  1. Insurance is getting much more strict with cyber crime: Insurance companies that offer cyber crime insurance typically have underwriting guidelines that outline the types of cyber attacks and losses that are covered under their policies. These guidelines may specify the types of cyber threats that are covered, such as data breaches, ransomware attacks, and other types of cyber threats. They may also specify the types of losses that are covered, such as the cost of responding to a cyber attack, the cost of notification and credit monitoring services for affected individuals, and the cost of legal fees and other expenses associated with a cyber attack. In general, insurance companies that offer cyber crime insurance will consider the specific risks and vulnerabilities of an organization when deciding whether or not to offer coverage. They may require organizations to demonstrate that they have appropriate cybersecurity controls in place and that they have followed best practices for protecting sensitive data. They may also require organizations to have incident response plans in place to mitigate the impact of a cyber attack. It is a good idea for organizations to carefully review the terms and conditions of any cyber crime insurance policies they are considering and to work with a trusted insurance broker or advisor to ensure that they have the coverage they need to protect against potential losses from a cyber attack. 

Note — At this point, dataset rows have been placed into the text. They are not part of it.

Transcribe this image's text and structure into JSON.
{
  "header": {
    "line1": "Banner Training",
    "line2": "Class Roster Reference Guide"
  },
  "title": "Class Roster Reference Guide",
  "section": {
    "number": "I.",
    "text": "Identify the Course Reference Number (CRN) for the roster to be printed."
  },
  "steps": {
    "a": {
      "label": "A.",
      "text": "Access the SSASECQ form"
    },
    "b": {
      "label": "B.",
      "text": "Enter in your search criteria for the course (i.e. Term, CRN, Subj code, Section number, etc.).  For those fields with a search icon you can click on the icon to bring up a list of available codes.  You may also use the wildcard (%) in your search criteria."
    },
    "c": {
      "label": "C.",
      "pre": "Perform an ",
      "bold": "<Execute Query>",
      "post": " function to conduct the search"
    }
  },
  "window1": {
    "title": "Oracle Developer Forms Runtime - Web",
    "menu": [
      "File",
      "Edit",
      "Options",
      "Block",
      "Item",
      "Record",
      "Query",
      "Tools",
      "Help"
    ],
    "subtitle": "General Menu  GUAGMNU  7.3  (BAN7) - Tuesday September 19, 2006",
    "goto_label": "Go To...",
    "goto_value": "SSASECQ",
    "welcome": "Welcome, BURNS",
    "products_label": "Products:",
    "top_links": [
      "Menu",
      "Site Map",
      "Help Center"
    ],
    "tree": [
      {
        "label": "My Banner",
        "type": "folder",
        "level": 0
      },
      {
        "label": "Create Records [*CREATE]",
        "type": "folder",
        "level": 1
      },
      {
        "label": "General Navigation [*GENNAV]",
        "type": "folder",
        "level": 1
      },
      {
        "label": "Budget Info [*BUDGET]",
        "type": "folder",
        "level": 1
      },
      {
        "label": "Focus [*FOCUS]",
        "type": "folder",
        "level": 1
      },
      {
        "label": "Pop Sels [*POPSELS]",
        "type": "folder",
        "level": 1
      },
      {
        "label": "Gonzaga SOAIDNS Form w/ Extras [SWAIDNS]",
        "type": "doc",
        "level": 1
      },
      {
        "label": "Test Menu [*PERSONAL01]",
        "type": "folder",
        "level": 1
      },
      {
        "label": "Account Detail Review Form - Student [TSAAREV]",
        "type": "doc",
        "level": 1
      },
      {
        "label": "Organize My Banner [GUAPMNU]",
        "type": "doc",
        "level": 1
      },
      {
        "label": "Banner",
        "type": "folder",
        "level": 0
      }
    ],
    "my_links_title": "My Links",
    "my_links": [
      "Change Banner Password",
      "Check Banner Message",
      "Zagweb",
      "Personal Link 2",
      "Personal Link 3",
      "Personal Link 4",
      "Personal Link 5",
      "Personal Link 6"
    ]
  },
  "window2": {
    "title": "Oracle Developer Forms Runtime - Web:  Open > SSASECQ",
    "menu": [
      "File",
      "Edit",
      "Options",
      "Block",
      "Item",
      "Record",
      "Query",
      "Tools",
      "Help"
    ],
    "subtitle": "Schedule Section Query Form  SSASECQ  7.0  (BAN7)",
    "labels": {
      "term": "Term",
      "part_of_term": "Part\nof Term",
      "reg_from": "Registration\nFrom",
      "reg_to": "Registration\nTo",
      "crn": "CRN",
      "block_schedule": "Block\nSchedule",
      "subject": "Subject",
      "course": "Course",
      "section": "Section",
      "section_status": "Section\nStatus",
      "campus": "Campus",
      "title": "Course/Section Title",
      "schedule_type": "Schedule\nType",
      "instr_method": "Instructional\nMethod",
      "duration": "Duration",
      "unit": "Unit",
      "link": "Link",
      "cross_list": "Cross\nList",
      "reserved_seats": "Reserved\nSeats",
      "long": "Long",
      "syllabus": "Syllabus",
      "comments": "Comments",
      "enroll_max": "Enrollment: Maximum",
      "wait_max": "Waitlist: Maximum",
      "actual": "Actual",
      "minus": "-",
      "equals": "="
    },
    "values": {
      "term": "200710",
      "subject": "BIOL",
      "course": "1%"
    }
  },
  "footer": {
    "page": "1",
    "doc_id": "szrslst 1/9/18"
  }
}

  1. SEC: The SEC has issued guidance on cybersecurity and has brought enforcement actions against companies that have failed to adequately protect their sensitive data or that have misled investors about their cybersecurity practices. In 2011, the SEC issued guidance to publicly traded companies on their obligations to disclose material information about cybersecurity risks and incidents. This guidance stated that companies should disclose “material” cybersecurity risks and incidents in their public filings, such as annual and quarterly reports, as well as in their proxy statements and registration statements. The guidance also stated that companies should have processes in place to assess the materiality of cybersecurity risks and incidents and to determine whether they should be disclosed to investors. In addition to this guidance, the SEC has brought enforcement actions against companies that have failed to adequately protect their sensitive data or that have misled investors about their cybersecurity practices. For example, in 2018, the SEC settled charges with Yahoo for failing to disclose a 2014 data breach that affected all 3 billion of its user accounts. The SEC found that Yahoo had failed to properly assess the materiality of the data breach and to disclose it to investors in a timely manner. It is important for publicly traded companies to be aware of their obligations to disclose material information about cybersecurity risks and incidents, and to have processes in place to assess the materiality of these risks and incidents and to determine whether they should be disclosed to investors. Failure to do so could result in enforcement actions by the SEC. This is an upcoming law from the SEC. 
  1. The FTC takes this stuff pretty seriously too.